* [Your task]
Where a line of the data holds the word "Экран", copy that line.

* [Excerpted records]

....

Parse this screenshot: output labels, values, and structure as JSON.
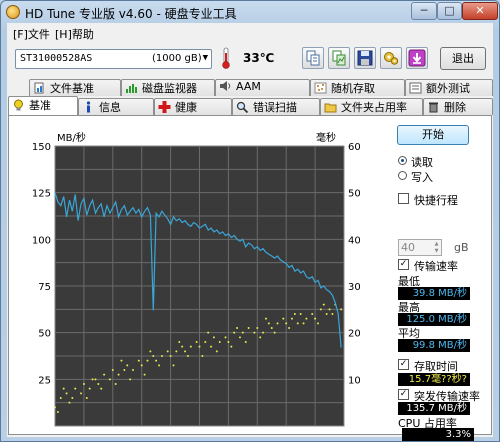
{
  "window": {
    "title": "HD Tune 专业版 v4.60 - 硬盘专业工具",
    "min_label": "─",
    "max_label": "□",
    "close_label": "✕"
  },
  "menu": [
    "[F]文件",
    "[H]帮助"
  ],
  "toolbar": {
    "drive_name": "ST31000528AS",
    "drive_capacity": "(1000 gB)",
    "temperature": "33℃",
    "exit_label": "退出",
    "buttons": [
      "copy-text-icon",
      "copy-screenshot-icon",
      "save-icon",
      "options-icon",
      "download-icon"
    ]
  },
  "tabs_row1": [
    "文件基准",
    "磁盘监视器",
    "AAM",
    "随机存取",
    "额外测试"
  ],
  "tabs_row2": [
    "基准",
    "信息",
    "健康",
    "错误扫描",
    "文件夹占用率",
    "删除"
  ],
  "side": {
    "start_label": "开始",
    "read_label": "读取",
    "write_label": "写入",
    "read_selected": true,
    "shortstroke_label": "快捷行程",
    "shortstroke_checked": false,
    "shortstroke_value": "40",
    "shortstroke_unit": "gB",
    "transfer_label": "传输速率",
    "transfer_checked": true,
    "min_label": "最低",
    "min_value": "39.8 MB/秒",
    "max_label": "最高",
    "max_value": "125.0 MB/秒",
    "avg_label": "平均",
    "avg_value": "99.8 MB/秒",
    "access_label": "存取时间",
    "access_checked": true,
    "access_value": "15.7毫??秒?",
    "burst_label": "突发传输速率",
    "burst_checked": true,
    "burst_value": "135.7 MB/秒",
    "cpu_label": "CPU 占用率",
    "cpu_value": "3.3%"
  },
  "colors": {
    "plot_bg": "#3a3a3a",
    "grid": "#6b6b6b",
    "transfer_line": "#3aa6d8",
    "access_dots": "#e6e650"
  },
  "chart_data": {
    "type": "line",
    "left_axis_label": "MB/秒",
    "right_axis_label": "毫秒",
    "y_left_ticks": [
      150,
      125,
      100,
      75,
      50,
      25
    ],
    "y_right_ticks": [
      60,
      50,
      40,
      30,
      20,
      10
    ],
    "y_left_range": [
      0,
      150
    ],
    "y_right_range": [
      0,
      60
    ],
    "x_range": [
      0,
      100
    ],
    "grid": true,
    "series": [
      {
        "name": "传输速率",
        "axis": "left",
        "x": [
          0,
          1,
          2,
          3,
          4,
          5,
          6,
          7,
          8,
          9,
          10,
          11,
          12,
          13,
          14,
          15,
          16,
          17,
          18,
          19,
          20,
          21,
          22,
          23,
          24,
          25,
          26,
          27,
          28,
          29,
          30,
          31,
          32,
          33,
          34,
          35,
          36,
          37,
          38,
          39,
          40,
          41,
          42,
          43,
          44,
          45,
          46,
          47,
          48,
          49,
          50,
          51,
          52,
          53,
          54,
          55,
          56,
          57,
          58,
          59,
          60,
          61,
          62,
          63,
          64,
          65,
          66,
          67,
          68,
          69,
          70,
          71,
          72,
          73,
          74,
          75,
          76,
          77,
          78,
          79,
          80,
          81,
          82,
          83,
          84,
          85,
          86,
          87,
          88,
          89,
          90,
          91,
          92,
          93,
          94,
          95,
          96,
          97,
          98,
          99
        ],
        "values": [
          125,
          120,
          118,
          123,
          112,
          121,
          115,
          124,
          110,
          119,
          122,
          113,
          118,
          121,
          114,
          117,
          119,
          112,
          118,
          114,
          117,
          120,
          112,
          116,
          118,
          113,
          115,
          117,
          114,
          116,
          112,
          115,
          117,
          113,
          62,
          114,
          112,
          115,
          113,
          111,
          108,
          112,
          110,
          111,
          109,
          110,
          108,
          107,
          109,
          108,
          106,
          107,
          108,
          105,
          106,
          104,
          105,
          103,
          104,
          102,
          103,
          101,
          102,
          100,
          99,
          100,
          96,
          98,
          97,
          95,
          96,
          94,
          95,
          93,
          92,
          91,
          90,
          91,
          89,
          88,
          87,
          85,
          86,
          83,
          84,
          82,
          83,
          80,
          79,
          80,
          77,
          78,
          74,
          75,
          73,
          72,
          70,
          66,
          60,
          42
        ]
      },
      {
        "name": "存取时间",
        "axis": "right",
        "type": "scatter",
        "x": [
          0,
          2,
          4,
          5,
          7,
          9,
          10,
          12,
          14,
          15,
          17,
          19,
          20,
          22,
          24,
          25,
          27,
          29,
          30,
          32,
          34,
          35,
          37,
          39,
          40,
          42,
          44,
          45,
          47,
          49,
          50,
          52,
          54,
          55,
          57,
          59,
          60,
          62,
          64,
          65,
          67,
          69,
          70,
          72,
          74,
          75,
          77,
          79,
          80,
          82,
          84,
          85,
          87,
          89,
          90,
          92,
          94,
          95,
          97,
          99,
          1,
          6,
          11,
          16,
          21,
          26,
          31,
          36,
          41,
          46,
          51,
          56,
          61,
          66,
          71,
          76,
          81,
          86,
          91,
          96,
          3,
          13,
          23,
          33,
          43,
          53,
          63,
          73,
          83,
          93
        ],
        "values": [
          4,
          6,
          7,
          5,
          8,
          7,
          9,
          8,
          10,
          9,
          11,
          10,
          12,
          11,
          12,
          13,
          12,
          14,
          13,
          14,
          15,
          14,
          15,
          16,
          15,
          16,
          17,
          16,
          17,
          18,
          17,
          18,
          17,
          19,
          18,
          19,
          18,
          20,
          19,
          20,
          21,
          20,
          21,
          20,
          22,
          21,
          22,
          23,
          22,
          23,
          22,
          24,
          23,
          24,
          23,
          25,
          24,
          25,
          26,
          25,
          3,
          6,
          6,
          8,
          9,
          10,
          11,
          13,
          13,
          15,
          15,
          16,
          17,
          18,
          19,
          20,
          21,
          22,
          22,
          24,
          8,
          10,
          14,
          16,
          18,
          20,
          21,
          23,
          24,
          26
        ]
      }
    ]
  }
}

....

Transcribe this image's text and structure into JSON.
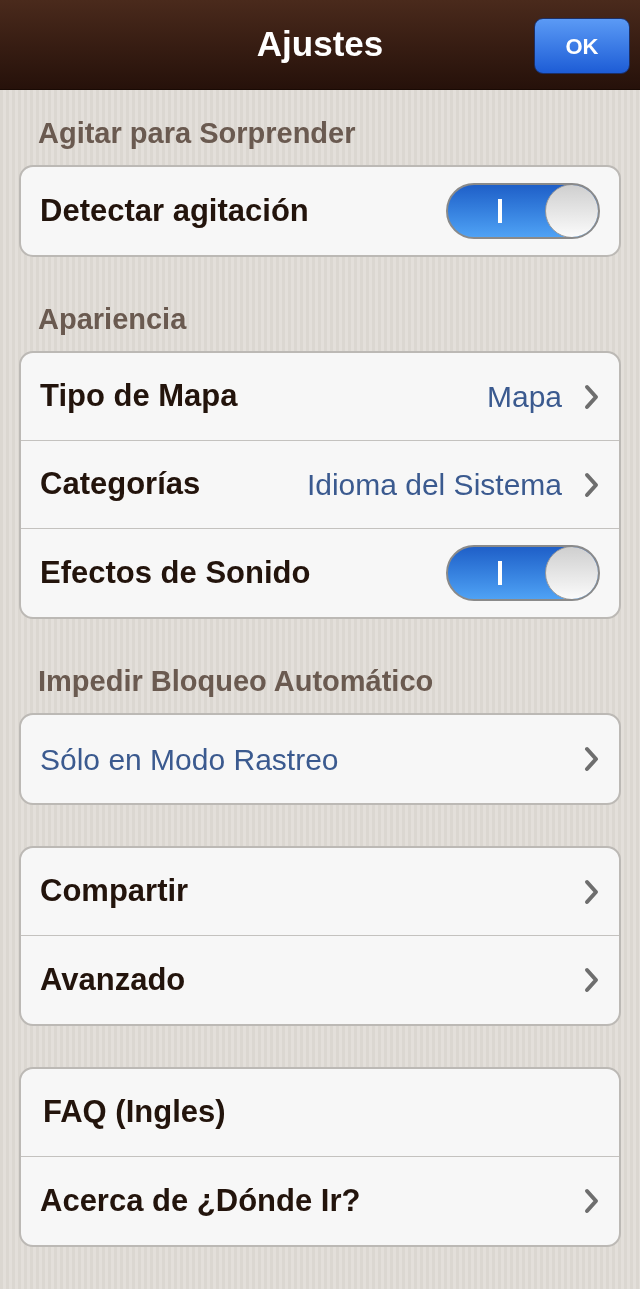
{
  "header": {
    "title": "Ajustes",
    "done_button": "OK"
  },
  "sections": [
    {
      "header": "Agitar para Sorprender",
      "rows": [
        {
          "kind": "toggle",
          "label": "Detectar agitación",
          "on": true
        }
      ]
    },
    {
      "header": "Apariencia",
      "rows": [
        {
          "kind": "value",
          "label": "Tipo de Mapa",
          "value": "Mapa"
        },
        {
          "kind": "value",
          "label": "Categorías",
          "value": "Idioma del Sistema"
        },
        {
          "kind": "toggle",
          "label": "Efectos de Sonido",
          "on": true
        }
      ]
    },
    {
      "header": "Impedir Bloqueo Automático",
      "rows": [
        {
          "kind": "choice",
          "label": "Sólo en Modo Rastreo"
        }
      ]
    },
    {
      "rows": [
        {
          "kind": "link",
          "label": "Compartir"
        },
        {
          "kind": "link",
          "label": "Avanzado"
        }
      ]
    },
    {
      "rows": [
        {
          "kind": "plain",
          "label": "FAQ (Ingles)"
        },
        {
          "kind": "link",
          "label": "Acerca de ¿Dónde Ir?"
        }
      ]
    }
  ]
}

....

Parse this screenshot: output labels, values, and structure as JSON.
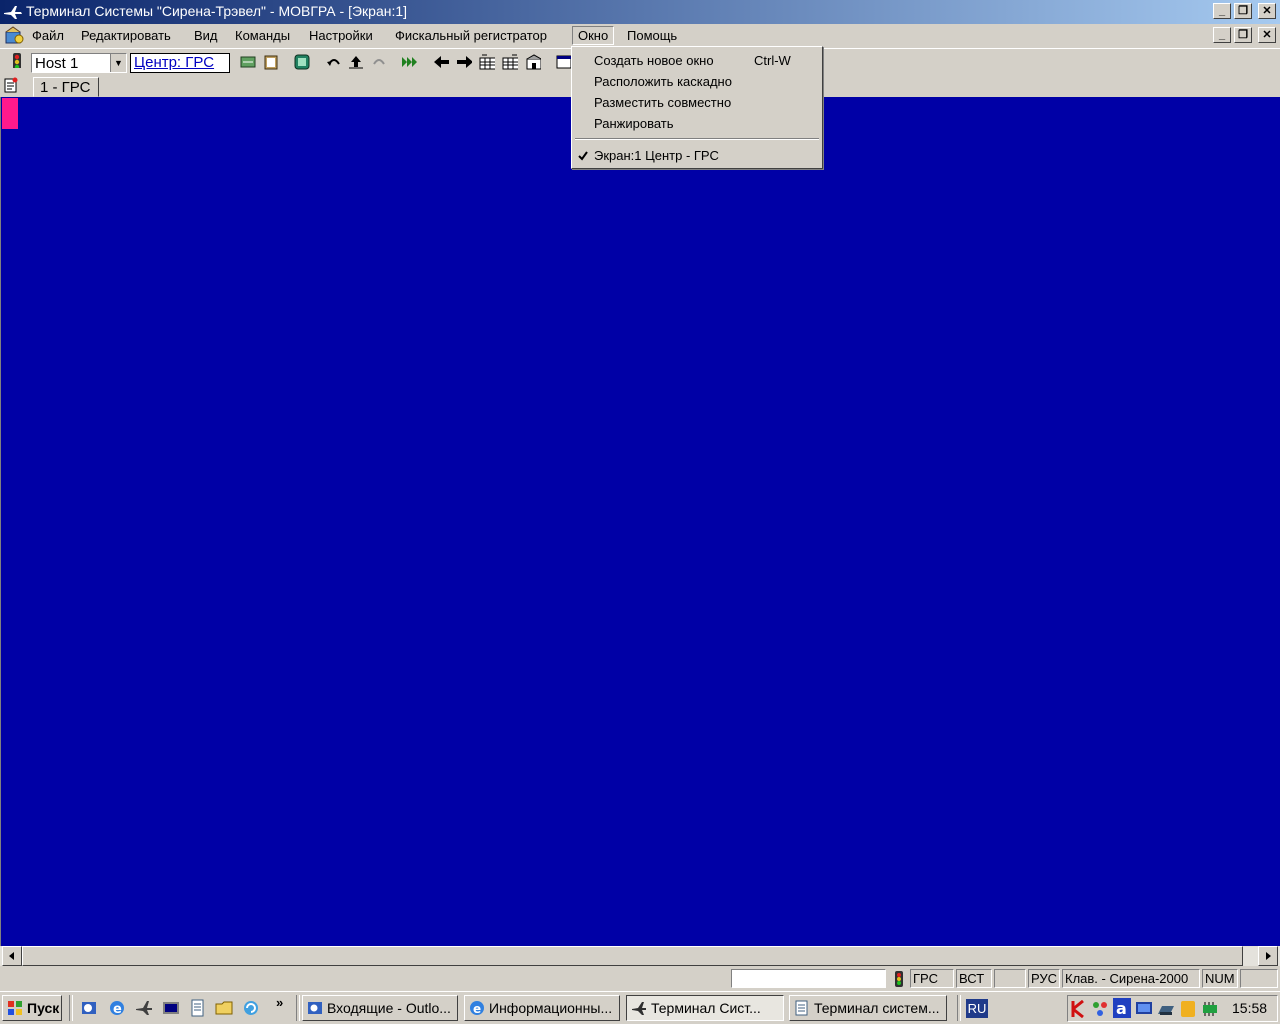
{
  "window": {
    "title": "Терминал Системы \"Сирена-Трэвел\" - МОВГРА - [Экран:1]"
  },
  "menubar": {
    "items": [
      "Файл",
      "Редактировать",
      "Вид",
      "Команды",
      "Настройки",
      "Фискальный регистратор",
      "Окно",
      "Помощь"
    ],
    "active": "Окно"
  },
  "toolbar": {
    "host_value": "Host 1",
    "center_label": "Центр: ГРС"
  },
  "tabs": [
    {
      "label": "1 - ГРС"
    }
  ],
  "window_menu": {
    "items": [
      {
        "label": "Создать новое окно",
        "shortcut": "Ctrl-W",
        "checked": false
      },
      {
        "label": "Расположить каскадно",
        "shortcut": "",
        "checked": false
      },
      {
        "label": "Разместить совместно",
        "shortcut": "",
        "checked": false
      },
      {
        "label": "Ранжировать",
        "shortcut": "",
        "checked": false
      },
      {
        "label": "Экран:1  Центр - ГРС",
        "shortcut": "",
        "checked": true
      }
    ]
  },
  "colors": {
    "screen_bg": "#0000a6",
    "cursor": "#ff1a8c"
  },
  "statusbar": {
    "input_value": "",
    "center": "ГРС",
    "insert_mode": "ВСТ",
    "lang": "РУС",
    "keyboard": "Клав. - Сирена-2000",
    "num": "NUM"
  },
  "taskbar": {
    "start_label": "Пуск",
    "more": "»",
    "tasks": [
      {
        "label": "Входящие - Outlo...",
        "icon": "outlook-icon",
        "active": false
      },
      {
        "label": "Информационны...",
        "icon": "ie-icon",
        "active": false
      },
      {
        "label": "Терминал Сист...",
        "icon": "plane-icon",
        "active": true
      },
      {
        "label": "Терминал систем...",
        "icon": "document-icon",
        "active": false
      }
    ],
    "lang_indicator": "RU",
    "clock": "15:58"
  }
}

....

* [Response]
    "title": "Терминал Системы \"Сирена-Трэвел\" - МОВГРА - [Экран:1]"
        "label": "Экран:1  Центр - ГРС",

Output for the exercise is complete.